## Problem to work on
What you return must match the listing below exactly.

*** Dataset excerpts ***

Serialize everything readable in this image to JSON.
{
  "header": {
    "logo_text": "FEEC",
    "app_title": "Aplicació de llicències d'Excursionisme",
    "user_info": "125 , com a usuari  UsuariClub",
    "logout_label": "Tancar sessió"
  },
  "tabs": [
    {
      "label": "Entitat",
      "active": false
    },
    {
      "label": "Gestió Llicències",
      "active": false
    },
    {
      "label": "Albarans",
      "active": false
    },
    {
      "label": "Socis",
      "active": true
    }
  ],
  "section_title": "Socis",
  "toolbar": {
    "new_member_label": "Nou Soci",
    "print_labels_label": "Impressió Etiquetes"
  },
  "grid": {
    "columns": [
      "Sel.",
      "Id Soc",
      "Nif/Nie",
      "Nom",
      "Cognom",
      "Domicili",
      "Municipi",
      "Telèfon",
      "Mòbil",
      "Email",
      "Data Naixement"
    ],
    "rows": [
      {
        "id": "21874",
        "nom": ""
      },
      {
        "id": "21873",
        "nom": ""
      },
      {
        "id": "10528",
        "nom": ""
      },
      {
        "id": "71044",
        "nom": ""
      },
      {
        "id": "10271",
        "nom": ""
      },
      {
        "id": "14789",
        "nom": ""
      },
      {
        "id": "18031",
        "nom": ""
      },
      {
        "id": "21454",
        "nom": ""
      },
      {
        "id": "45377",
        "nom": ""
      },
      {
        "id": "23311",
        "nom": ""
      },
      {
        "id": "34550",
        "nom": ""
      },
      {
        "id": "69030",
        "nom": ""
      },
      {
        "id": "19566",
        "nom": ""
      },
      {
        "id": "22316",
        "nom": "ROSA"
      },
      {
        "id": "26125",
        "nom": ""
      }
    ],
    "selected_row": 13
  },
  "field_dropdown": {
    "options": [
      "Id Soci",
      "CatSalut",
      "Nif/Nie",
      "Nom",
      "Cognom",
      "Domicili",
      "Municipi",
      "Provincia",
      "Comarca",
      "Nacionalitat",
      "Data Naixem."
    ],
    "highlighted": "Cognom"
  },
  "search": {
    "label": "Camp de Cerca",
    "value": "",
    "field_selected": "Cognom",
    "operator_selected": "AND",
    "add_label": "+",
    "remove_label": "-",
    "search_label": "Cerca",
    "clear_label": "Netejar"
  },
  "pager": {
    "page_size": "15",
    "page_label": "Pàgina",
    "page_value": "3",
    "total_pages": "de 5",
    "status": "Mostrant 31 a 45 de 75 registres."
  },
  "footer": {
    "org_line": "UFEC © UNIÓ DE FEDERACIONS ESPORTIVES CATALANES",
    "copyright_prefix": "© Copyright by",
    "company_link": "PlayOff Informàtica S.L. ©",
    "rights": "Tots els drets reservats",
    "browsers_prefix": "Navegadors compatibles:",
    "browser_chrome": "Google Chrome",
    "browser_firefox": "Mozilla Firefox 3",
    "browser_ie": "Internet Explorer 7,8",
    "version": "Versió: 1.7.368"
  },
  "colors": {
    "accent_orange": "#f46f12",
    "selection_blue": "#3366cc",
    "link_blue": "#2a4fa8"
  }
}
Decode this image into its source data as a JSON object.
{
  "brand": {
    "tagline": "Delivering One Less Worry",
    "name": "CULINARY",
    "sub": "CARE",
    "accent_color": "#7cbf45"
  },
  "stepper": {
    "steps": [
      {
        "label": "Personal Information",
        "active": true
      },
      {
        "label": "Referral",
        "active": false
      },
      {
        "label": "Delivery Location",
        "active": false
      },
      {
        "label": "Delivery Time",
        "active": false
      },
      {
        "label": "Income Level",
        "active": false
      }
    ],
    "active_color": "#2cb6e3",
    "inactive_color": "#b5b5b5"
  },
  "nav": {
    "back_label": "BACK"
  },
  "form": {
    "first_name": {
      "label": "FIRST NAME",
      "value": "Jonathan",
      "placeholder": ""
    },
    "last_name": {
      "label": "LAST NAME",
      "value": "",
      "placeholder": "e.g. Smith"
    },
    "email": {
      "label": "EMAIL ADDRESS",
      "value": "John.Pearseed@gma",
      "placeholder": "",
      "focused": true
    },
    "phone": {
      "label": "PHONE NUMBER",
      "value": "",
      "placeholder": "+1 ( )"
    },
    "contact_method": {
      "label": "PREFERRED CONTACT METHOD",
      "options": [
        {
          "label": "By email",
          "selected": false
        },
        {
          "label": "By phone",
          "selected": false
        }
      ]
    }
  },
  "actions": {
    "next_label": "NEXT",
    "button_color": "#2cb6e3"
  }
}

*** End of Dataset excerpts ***

## Task output
Serialize everything readable in this image to JSON.
{
  "header": {
    "logo_text": "FEEC",
    "app_title": "Aplicació de llicències d'Excursionisme",
    "user_info": "125 , com a usuari  UsuariClub",
    "logout_label": "Tancar sessió"
  },
  "tabs": [
    {
      "label": "Entitat",
      "active": false
    },
    {
      "label": "Gestió Llicències",
      "active": false
    },
    {
      "label": "Albarans",
      "active": false
    },
    {
      "label": "Socis",
      "active": true
    }
  ],
  "section_title": "Socis",
  "toolbar": {
    "new_member_label": "Nou Soci",
    "print_labels_label": "Impressió Etiquetes"
  },
  "grid": {
    "columns": [
      "Sel.",
      "Id Soc",
      "Nif/Nie",
      "Nom",
      "Cognom",
      "Domicili",
      "Municipi",
      "Telèfon",
      "Mòbil",
      "Email",
      "Data Naixement"
    ],
    "rows": [
      {
        "id": "21874",
        "nom": ""
      },
      {
        "id": "21873",
        "nom": ""
      },
      {
        "id": "10528",
        "nom": ""
      },
      {
        "id": "71044",
        "nom": ""
      },
      {
        "id": "10271",
        "nom": ""
      },
      {
        "id": "14789",
        "nom": ""
      },
      {
        "id": "18031",
        "nom": ""
      },
      {
        "id": "21454",
        "nom": ""
      },
      {
        "id": "45377",
        "nom": ""
      },
      {
        "id": "23311",
        "nom": ""
      },
      {
        "id": "34550",
        "nom": ""
      },
      {
        "id": "69030",
        "nom": ""
      },
      {
        "id": "19566",
        "nom": ""
      },
      {
        "id": "22316",
        "nom": "ROSA"
      },
      {
        "id": "26125",
        "nom": ""
      }
    ],
    "selected_row": 13
  },
  "field_dropdown": {
    "options": [
      "Id Soci",
      "CatSalut",
      "Nif/Nie",
      "Nom",
      "Cognom",
      "Domicili",
      "Municipi",
      "Provincia",
      "Comarca",
      "Nacionalitat",
      "Data Naixem."
    ],
    "highlighted": "Cognom"
  },
  "search": {
    "label": "Camp de Cerca",
    "value": "",
    "field_selected": "Cognom",
    "operator_selected": "AND",
    "add_label": "+",
    "remove_label": "-",
    "search_label": "Cerca",
    "clear_label": "Netejar"
  },
  "pager": {
    "page_size": "15",
    "page_label": "Pàgina",
    "page_value": "3",
    "total_pages": "de 5",
    "status": "Mostrant 31 a 45 de 75 registres."
  },
  "footer": {
    "org_line": "UFEC © UNIÓ DE FEDERACIONS ESPORTIVES CATALANES",
    "copyright_prefix": "© Copyright by",
    "company_link": "PlayOff Informàtica S.L. ©",
    "rights": "Tots els drets reservats",
    "browsers_prefix": "Navegadors compatibles:",
    "browser_chrome": "Google Chrome",
    "browser_firefox": "Mozilla Firefox 3",
    "browser_ie": "Internet Explorer 7,8",
    "version": "Versió: 1.7.368"
  },
  "colors": {
    "accent_orange": "#f46f12",
    "selection_blue": "#3366cc",
    "link_blue": "#2a4fa8"
  }
}
Decode this image into its source data as a JSON object.
{
  "brand": {
    "tagline": "Delivering One Less Worry",
    "name": "CULINARY",
    "sub": "CARE",
    "accent_color": "#7cbf45"
  },
  "stepper": {
    "steps": [
      {
        "label": "Personal Information",
        "active": true
      },
      {
        "label": "Referral",
        "active": false
      },
      {
        "label": "Delivery Location",
        "active": false
      },
      {
        "label": "Delivery Time",
        "active": false
      },
      {
        "label": "Income Level",
        "active": false
      }
    ],
    "active_color": "#2cb6e3",
    "inactive_color": "#b5b5b5"
  },
  "nav": {
    "back_label": "BACK"
  },
  "form": {
    "first_name": {
      "label": "FIRST NAME",
      "value": "Jonathan",
      "placeholder": ""
    },
    "last_name": {
      "label": "LAST NAME",
      "value": "",
      "placeholder": "e.g. Smith"
    },
    "email": {
      "label": "EMAIL ADDRESS",
      "value": "John.Pearseed@gma",
      "placeholder": "",
      "focused": true
    },
    "phone": {
      "label": "PHONE NUMBER",
      "value": "",
      "placeholder": "+1 ( )"
    },
    "contact_method": {
      "label": "PREFERRED CONTACT METHOD",
      "options": [
        {
          "label": "By email",
          "selected": false
        },
        {
          "label": "By phone",
          "selected": false
        }
      ]
    }
  },
  "actions": {
    "next_label": "NEXT",
    "button_color": "#2cb6e3"
  }
}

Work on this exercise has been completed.